Thursday, October 20, 2016

Denial (Rhoades)

Front Row at the Movies

“Denial” Argues Truth of Holocaust
Reviewed by Shirrel Rhoades

I’ve never understood how anyone could deny the Holocaust while there are still living survivors with numbers tattooed on their arms. Surely witnesses count for something.

Yet there are people who want to sweep history under the rug, as if Hitler were merely running a humanitarian camp for Jewish refugees.

“Denial” is a movie about such a man, British author David Irving (played by Timothy Spall) who sued American writer Deborah E. Lipstadt (Rachel Weisz) over the issue. He claimed that she had libeled him in her book “Denying the Holocaust: The Growing Assault on Truth and Memory.”

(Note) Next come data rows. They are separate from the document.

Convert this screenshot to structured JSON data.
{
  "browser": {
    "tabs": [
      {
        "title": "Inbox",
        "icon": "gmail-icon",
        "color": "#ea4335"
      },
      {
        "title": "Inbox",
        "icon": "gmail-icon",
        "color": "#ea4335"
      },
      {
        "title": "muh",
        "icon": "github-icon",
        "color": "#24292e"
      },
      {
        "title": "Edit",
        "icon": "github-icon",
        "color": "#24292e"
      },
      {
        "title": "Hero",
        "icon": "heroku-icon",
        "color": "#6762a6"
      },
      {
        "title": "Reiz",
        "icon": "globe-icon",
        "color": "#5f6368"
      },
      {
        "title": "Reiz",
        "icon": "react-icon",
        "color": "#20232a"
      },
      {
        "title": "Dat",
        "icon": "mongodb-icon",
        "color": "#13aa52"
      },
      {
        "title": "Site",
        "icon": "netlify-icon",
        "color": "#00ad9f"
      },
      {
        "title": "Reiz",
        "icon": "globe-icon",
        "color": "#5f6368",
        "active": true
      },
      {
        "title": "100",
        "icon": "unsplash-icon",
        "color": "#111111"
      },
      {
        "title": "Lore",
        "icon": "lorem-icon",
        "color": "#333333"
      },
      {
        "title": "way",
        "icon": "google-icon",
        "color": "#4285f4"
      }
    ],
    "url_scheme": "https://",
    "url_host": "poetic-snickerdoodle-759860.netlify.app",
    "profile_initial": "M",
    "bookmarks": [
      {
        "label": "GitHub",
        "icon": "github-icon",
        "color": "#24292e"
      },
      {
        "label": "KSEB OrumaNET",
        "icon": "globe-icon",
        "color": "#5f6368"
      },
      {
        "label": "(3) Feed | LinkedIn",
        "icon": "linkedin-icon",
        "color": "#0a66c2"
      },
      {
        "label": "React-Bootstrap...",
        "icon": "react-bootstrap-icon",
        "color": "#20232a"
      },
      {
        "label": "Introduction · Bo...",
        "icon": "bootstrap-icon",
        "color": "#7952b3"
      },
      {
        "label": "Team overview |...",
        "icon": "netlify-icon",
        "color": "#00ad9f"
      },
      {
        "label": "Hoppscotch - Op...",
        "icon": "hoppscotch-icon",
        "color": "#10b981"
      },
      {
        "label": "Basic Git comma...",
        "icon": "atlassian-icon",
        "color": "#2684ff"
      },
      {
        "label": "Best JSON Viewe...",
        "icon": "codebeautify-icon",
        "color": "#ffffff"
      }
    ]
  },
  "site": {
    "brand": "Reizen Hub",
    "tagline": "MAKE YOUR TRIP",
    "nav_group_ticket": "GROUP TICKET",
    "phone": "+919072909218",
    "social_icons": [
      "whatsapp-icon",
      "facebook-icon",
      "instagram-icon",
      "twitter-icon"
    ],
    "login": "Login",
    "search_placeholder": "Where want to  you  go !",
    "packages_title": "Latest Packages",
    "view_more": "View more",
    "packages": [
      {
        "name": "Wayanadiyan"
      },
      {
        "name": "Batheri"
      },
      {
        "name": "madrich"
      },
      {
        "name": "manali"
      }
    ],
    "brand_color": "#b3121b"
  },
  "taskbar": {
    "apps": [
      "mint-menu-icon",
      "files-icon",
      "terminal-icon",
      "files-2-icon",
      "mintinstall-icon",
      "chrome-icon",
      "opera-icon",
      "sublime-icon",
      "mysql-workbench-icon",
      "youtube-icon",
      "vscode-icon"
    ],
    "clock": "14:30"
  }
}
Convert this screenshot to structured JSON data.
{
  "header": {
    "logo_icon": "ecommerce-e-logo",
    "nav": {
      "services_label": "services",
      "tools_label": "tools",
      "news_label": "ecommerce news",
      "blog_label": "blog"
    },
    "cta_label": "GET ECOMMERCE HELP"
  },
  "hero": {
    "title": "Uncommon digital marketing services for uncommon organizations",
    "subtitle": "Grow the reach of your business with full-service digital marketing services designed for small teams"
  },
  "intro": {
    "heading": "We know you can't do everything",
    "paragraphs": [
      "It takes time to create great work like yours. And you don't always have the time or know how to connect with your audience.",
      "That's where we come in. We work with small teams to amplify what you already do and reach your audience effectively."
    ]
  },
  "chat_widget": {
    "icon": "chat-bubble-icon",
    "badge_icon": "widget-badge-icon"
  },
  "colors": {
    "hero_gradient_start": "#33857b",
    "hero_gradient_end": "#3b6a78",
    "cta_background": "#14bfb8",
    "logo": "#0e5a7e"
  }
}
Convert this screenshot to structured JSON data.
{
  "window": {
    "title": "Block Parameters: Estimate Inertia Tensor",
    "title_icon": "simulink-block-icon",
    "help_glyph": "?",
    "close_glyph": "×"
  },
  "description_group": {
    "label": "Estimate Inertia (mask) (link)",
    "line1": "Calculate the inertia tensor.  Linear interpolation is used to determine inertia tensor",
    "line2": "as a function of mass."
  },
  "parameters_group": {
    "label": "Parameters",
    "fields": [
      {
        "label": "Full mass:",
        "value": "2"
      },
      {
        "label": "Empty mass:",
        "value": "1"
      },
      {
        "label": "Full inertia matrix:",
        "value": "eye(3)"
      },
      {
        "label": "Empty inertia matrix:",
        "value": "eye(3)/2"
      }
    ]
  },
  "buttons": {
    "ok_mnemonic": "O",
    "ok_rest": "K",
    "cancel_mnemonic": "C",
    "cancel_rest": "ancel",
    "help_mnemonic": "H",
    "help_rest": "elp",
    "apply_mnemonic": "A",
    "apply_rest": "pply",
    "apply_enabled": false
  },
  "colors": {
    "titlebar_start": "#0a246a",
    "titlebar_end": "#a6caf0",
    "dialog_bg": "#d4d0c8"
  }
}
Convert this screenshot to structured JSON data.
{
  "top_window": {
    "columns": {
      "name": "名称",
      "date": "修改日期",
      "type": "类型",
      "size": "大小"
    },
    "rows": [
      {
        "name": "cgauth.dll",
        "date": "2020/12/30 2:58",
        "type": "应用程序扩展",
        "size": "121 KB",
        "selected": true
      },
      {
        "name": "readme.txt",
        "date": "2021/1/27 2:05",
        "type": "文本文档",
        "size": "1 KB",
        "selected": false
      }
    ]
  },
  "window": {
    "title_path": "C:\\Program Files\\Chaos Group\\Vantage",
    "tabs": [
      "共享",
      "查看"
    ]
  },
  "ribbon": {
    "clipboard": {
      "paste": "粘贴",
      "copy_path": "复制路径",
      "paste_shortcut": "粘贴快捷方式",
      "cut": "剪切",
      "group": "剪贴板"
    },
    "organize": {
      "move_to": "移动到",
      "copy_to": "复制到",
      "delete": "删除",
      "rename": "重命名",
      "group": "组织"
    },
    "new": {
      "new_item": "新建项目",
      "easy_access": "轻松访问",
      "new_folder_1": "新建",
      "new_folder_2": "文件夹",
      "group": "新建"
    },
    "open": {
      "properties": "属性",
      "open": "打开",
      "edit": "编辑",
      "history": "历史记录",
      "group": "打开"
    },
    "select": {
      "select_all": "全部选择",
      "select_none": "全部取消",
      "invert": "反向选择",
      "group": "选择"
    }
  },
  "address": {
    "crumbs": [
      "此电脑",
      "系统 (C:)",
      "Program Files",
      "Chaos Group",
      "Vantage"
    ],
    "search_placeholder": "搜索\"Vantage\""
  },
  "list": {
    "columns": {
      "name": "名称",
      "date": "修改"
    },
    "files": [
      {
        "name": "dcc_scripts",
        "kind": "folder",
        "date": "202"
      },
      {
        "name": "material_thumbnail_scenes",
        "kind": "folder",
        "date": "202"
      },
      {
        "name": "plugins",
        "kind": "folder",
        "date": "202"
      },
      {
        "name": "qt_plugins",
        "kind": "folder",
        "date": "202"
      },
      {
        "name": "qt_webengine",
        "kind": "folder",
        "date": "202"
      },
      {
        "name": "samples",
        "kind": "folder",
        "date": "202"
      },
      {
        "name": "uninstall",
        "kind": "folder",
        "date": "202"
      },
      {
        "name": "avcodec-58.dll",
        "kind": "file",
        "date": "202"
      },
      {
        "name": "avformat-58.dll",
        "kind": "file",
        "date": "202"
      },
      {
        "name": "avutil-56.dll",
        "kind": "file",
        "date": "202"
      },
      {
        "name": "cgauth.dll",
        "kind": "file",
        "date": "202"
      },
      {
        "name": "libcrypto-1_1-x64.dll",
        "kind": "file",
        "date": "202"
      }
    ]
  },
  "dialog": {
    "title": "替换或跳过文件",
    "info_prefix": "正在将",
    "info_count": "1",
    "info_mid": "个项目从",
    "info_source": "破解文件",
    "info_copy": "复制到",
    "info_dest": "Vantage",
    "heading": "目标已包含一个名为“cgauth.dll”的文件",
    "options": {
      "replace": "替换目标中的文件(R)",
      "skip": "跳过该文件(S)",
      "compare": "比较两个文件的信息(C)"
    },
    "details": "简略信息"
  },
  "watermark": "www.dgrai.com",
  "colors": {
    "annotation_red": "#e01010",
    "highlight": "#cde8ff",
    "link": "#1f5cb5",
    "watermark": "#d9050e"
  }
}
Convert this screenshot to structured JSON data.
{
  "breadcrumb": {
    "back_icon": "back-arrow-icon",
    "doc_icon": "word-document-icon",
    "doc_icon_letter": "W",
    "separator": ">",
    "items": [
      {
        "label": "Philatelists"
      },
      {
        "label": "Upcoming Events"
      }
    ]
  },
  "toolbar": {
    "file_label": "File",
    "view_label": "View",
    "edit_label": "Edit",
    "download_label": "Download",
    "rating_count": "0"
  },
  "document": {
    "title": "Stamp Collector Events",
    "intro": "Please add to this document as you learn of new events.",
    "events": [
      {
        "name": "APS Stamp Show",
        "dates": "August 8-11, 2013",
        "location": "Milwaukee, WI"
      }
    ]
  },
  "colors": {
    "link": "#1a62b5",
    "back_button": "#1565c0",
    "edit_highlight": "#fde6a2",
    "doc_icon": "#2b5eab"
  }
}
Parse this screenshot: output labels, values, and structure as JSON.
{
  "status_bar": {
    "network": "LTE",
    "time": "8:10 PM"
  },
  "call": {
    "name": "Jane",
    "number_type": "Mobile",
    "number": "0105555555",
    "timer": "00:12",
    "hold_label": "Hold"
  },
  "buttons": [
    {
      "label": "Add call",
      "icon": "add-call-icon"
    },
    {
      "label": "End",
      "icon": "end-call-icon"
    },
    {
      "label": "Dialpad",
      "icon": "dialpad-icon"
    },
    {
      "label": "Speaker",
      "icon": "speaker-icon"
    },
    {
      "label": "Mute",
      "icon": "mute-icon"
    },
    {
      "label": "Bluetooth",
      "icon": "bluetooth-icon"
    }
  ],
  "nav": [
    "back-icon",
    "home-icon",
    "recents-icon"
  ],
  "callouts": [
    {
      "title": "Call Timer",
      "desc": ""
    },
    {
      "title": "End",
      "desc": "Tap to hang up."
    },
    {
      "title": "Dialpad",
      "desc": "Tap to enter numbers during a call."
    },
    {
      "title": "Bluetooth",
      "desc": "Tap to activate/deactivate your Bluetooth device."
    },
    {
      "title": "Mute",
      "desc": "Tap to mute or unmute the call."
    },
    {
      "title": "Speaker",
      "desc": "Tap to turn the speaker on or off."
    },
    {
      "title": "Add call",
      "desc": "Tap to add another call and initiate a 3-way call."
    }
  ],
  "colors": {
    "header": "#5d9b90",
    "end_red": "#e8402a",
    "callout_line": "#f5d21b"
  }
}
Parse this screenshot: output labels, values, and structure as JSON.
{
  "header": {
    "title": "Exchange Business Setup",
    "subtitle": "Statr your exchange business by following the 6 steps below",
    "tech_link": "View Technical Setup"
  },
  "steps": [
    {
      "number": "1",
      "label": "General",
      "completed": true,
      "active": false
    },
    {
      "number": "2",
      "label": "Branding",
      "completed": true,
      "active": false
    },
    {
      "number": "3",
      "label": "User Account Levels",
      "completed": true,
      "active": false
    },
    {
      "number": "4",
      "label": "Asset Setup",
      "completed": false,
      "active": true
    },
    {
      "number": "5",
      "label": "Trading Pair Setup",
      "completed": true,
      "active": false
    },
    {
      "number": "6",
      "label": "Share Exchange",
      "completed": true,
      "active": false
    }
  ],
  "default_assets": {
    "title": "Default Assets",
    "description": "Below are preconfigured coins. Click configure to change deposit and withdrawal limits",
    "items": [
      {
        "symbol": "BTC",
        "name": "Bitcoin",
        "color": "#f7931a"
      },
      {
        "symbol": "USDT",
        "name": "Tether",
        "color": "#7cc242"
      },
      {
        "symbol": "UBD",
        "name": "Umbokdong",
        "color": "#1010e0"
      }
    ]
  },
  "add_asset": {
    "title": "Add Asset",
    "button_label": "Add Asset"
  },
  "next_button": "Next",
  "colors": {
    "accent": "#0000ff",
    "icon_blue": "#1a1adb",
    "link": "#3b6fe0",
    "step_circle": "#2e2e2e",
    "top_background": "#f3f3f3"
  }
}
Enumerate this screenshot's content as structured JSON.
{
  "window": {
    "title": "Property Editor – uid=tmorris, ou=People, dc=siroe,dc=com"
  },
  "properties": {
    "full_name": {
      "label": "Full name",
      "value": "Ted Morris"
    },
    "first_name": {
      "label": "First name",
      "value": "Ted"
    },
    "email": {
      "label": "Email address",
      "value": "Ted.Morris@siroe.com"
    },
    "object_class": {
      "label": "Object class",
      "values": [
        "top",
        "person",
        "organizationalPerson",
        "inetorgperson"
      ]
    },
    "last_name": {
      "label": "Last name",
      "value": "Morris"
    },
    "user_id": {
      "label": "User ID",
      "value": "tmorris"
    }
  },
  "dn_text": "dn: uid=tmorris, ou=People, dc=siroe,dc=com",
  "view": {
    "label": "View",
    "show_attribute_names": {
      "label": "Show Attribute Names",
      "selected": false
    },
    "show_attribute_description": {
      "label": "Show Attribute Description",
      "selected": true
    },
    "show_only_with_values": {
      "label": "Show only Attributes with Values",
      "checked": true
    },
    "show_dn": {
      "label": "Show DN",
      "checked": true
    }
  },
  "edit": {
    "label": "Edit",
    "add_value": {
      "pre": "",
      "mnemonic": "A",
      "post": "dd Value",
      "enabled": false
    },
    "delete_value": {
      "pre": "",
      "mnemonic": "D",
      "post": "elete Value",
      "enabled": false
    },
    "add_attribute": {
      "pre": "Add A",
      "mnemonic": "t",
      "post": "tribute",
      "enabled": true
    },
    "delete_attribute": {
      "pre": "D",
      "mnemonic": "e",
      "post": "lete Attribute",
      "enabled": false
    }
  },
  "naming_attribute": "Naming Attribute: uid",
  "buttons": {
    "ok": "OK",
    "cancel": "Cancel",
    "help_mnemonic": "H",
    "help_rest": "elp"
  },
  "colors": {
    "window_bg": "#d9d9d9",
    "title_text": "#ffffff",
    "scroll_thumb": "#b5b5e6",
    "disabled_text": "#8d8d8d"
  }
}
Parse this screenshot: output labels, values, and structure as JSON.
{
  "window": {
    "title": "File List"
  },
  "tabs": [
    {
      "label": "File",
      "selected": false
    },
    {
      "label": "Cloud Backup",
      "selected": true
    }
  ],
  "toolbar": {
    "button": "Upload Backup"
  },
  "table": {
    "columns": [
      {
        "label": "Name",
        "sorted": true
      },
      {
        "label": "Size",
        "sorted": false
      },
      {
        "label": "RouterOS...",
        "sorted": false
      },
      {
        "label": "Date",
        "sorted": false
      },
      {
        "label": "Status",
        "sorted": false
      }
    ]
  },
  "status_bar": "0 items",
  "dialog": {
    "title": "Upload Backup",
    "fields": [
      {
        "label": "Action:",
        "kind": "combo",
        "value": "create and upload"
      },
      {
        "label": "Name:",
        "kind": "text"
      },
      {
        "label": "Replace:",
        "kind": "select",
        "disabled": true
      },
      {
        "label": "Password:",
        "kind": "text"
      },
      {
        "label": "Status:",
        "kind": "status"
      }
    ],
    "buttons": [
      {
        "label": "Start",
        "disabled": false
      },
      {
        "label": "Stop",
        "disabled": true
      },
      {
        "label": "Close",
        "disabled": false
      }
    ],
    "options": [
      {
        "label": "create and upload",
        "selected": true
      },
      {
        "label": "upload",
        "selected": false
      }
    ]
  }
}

Under English defamation law, the accused must prove the accuser wrong, so Deborah and her publishers hired libel expert Richard Rampton (Tom Wilkinson) to defend her in court. In this true-life story, it was up to Rampton to prove that the Holocaust happened.

“Denial” is currently showing at Tropic Cinema.

Courtroom dramas have always been interesting fare for movies and plays (think: “To Kill a Mockingbird,” “The Verdict,” “Inherit the Wind,” etc.) but this one engages on a different level. Rather than proving guilt or innocence or a theory, here Rampton had to validate a harrowing historical event.

In her book, Deborah Lipstadt wrote: “Irving is one of the most dangerous spokespersons for Holocaust denial. Familiar with historical evidence, he bends it until it conforms with his ideological leanings and political agenda. A man who is convinced that Britain's great decline was accelerated by its decision to go to war with Germany, he is most facile at taking accurate information and shaping it to confirm his conclusions.”

These statements were clearly defamatory, so Lipstadt’s only defense was to prove these statements to be true.

The lawsuit -- David Irving v Penguin Books and Deborah Lipstadt -- is often referred to as “history on trial.” Despite the old saying that “history belongs to the victors,” in most cases it’s accurate.

No comments: